**PROBLEM STATEMENT**
Return every line of the data below, exactly.

**RECORDS TO USE**
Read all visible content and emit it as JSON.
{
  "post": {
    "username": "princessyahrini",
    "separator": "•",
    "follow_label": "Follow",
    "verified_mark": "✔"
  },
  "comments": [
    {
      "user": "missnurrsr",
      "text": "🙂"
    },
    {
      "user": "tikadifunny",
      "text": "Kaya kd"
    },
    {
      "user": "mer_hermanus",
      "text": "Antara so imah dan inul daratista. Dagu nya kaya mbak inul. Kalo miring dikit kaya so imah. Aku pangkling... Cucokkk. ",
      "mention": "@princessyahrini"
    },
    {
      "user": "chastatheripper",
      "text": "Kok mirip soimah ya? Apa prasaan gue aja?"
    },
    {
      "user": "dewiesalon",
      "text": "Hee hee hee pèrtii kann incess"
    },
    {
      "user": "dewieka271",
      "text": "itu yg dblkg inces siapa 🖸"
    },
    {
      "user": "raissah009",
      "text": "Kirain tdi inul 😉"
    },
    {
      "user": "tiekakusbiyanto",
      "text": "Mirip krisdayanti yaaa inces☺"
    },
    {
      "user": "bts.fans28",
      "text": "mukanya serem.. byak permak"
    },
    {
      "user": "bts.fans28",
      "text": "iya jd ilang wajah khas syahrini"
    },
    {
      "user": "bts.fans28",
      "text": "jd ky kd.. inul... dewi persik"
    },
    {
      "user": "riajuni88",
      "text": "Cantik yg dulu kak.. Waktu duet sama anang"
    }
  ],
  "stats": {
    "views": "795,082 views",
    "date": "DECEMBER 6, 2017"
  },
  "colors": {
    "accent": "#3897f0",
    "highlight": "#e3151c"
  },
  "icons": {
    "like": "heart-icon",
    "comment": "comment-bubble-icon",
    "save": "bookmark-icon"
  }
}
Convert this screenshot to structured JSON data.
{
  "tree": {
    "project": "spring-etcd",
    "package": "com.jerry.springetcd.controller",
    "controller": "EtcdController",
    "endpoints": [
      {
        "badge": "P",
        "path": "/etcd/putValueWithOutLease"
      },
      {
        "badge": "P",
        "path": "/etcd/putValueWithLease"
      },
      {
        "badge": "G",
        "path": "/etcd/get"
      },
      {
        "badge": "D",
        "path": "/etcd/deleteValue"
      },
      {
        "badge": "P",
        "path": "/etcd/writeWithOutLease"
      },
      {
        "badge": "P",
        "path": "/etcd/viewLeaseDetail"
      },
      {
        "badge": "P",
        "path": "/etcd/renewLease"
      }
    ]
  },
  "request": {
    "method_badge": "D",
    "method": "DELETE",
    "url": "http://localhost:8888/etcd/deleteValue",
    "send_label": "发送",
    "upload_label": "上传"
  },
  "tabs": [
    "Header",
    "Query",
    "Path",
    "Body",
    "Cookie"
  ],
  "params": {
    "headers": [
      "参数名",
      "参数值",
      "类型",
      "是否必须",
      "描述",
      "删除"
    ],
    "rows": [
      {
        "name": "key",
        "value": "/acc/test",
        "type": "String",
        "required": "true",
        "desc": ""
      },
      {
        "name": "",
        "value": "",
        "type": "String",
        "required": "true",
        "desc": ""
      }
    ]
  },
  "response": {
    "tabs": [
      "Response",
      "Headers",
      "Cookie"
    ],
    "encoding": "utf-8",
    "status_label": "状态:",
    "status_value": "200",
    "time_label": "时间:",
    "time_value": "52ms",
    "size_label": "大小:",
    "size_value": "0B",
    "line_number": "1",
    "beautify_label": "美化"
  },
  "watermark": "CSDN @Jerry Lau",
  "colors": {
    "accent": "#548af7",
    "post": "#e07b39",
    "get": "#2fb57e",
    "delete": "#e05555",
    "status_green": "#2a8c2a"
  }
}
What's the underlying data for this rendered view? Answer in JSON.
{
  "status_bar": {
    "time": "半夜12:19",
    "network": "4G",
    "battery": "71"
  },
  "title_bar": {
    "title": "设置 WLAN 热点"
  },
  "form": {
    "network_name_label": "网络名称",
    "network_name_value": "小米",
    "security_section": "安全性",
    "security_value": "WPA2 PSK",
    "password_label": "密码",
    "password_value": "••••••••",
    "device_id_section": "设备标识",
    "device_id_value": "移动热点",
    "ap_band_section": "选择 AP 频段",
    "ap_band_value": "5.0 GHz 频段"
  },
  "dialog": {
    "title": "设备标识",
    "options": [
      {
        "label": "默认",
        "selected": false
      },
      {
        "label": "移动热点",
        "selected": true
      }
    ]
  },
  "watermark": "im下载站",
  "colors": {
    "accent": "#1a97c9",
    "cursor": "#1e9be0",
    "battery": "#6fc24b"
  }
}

**RESPONSE**
Read all visible content and emit it as JSON.
{
  "post": {
    "username": "princessyahrini",
    "separator": "•",
    "follow_label": "Follow",
    "verified_mark": "✔"
  },
  "comments": [
    {
      "user": "missnurrsr",
      "text": "🙂"
    },
    {
      "user": "tikadifunny",
      "text": "Kaya kd"
    },
    {
      "user": "mer_hermanus",
      "text": "Antara so imah dan inul daratista. Dagu nya kaya mbak inul. Kalo miring dikit kaya so imah. Aku pangkling... Cucokkk. ",
      "mention": "@princessyahrini"
    },
    {
      "user": "chastatheripper",
      "text": "Kok mirip soimah ya? Apa prasaan gue aja?"
    },
    {
      "user": "dewiesalon",
      "text": "Hee hee hee pèrtii kann incess"
    },
    {
      "user": "dewieka271",
      "text": "itu yg dblkg inces siapa 🖸"
    },
    {
      "user": "raissah009",
      "text": "Kirain tdi inul 😉"
    },
    {
      "user": "tiekakusbiyanto",
      "text": "Mirip krisdayanti yaaa inces☺"
    },
    {
      "user": "bts.fans28",
      "text": "mukanya serem.. byak permak"
    },
    {
      "user": "bts.fans28",
      "text": "iya jd ilang wajah khas syahrini"
    },
    {
      "user": "bts.fans28",
      "text": "jd ky kd.. inul... dewi persik"
    },
    {
      "user": "riajuni88",
      "text": "Cantik yg dulu kak.. Waktu duet sama anang"
    }
  ],
  "stats": {
    "views": "795,082 views",
    "date": "DECEMBER 6, 2017"
  },
  "colors": {
    "accent": "#3897f0",
    "highlight": "#e3151c"
  },
  "icons": {
    "like": "heart-icon",
    "comment": "comment-bubble-icon",
    "save": "bookmark-icon"
  }
}
Convert this screenshot to structured JSON data.
{
  "tree": {
    "project": "spring-etcd",
    "package": "com.jerry.springetcd.controller",
    "controller": "EtcdController",
    "endpoints": [
      {
        "badge": "P",
        "path": "/etcd/putValueWithOutLease"
      },
      {
        "badge": "P",
        "path": "/etcd/putValueWithLease"
      },
      {
        "badge": "G",
        "path": "/etcd/get"
      },
      {
        "badge": "D",
        "path": "/etcd/deleteValue"
      },
      {
        "badge": "P",
        "path": "/etcd/writeWithOutLease"
      },
      {
        "badge": "P",
        "path": "/etcd/viewLeaseDetail"
      },
      {
        "badge": "P",
        "path": "/etcd/renewLease"
      }
    ]
  },
  "request": {
    "method_badge": "D",
    "method": "DELETE",
    "url": "http://localhost:8888/etcd/deleteValue",
    "send_label": "发送",
    "upload_label": "上传"
  },
  "tabs": [
    "Header",
    "Query",
    "Path",
    "Body",
    "Cookie"
  ],
  "params": {
    "headers": [
      "参数名",
      "参数值",
      "类型",
      "是否必须",
      "描述",
      "删除"
    ],
    "rows": [
      {
        "name": "key",
        "value": "/acc/test",
        "type": "String",
        "required": "true",
        "desc": ""
      },
      {
        "name": "",
        "value": "",
        "type": "String",
        "required": "true",
        "desc": ""
      }
    ]
  },
  "response": {
    "tabs": [
      "Response",
      "Headers",
      "Cookie"
    ],
    "encoding": "utf-8",
    "status_label": "状态:",
    "status_value": "200",
    "time_label": "时间:",
    "time_value": "52ms",
    "size_label": "大小:",
    "size_value": "0B",
    "line_number": "1",
    "beautify_label": "美化"
  },
  "watermark": "CSDN @Jerry Lau",
  "colors": {
    "accent": "#548af7",
    "post": "#e07b39",
    "get": "#2fb57e",
    "delete": "#e05555",
    "status_green": "#2a8c2a"
  }
}
What's the underlying data for this rendered view? Answer in JSON.
{
  "status_bar": {
    "time": "半夜12:19",
    "network": "4G",
    "battery": "71"
  },
  "title_bar": {
    "title": "设置 WLAN 热点"
  },
  "form": {
    "network_name_label": "网络名称",
    "network_name_value": "小米",
    "security_section": "安全性",
    "security_value": "WPA2 PSK",
    "password_label": "密码",
    "password_value": "••••••••",
    "device_id_section": "设备标识",
    "device_id_value": "移动热点",
    "ap_band_section": "选择 AP 频段",
    "ap_band_value": "5.0 GHz 频段"
  },
  "dialog": {
    "title": "设备标识",
    "options": [
      {
        "label": "默认",
        "selected": false
      },
      {
        "label": "移动热点",
        "selected": true
      }
    ]
  },
  "watermark": "im下载站",
  "colors": {
    "accent": "#1a97c9",
    "cursor": "#1e9be0",
    "battery": "#6fc24b"
  }
}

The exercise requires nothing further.